▶ Try it
Reproduce the material that follows, keeping every line exactly as it is.

Dataset entries section start

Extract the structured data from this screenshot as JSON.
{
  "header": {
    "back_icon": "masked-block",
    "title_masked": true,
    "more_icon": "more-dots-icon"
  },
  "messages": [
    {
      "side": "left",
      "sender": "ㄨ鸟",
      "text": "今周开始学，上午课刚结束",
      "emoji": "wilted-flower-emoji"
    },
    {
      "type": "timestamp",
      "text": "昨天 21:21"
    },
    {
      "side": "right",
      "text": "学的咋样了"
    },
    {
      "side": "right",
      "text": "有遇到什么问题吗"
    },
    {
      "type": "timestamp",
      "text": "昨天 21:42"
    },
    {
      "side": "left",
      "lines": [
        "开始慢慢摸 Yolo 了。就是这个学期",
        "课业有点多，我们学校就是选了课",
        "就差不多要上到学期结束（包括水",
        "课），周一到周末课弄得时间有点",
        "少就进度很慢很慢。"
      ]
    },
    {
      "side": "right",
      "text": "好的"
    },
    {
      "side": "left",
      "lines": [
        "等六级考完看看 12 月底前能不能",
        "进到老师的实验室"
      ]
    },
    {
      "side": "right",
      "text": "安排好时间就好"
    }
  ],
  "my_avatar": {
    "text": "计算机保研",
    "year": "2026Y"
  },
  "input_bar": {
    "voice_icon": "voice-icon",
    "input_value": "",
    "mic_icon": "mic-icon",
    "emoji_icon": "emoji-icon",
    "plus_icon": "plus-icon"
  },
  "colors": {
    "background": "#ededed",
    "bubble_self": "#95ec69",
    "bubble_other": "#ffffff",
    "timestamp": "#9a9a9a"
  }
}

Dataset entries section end

▶ Answer section
Extract the structured data from this screenshot as JSON.
{
  "header": {
    "back_icon": "masked-block",
    "title_masked": true,
    "more_icon": "more-dots-icon"
  },
  "messages": [
    {
      "side": "left",
      "sender": "ㄨ鸟",
      "text": "今周开始学，上午课刚结束",
      "emoji": "wilted-flower-emoji"
    },
    {
      "type": "timestamp",
      "text": "昨天 21:21"
    },
    {
      "side": "right",
      "text": "学的咋样了"
    },
    {
      "side": "right",
      "text": "有遇到什么问题吗"
    },
    {
      "type": "timestamp",
      "text": "昨天 21:42"
    },
    {
      "side": "left",
      "lines": [
        "开始慢慢摸 Yolo 了。就是这个学期",
        "课业有点多，我们学校就是选了课",
        "就差不多要上到学期结束（包括水",
        "课），周一到周末课弄得时间有点",
        "少就进度很慢很慢。"
      ]
    },
    {
      "side": "right",
      "text": "好的"
    },
    {
      "side": "left",
      "lines": [
        "等六级考完看看 12 月底前能不能",
        "进到老师的实验室"
      ]
    },
    {
      "side": "right",
      "text": "安排好时间就好"
    }
  ],
  "my_avatar": {
    "text": "计算机保研",
    "year": "2026Y"
  },
  "input_bar": {
    "voice_icon": "voice-icon",
    "input_value": "",
    "mic_icon": "mic-icon",
    "emoji_icon": "emoji-icon",
    "plus_icon": "plus-icon"
  },
  "colors": {
    "background": "#ededed",
    "bubble_self": "#95ec69",
    "bubble_other": "#ffffff",
    "timestamp": "#9a9a9a"
  }
}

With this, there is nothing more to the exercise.